McCulloch pointed out: “There is an enormous opportunity for Australia to create new jobs and attract new investment through the development of carbon capture technology. CCUS should be part of this nation’s DNA just like gas production has been for decades because it is basically the gas extraction process in reverse – trapping the emissions in deep geological formations, often in former gas fields.

“With places like the U.S. and the UK announcing major cleaner energy packages focused on this technology, Australia needs to ensure it is not missing out on securing emissions reductions and the economic benefits that will come with these new industries.

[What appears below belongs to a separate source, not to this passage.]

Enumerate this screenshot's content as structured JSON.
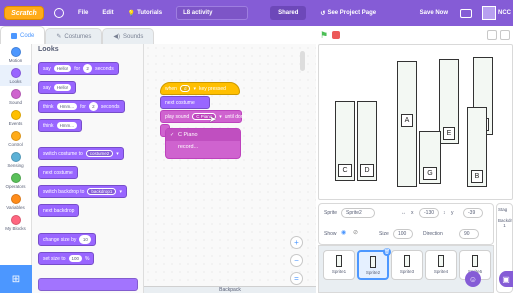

“There is growing momentum for CCUS globally as well as increasing recognition of the opportunity of the technology to attract new investment, create new jobs, build a major new industry for Australia, and support emissions reductions across the economy and the region.”

Moreover, CCUS has gained worldwide recognition as an important decarbonisation tool for net-zero aspirations as confirmed by independent authorities including the International Energy Agency (IEA), the Intergovernmental Panel on Climate Change (IPCC), Australia’s Climate Change Authority (CCA) and the country’s own science body, the Commonwealth Scientific and Industrial Research Organisation (CSIRO).

‘’CCUS will be particularly important to address emissions in hard-to-abate industries like cement, iron and steel and chemical production where few alternatives exist, as well as in scaling up low-carbon hydrogen, where natural gas with CCUS is the lowest cost production method today,” concluded McCulloch.

Woodside is among the Australian energy players, which have recognised CCS’s contribution to GHG emission reduction targets. As a result, the company inked MoUs with Japanese firms – Kansai Electric Power Co. (KEPCO), Sumitomo, Toho Gas, Kawasaki Kisen Kaisha (K Line) – to enable studies of a potential carbon, capture and storage (CCS) value chain between Japan and Australia.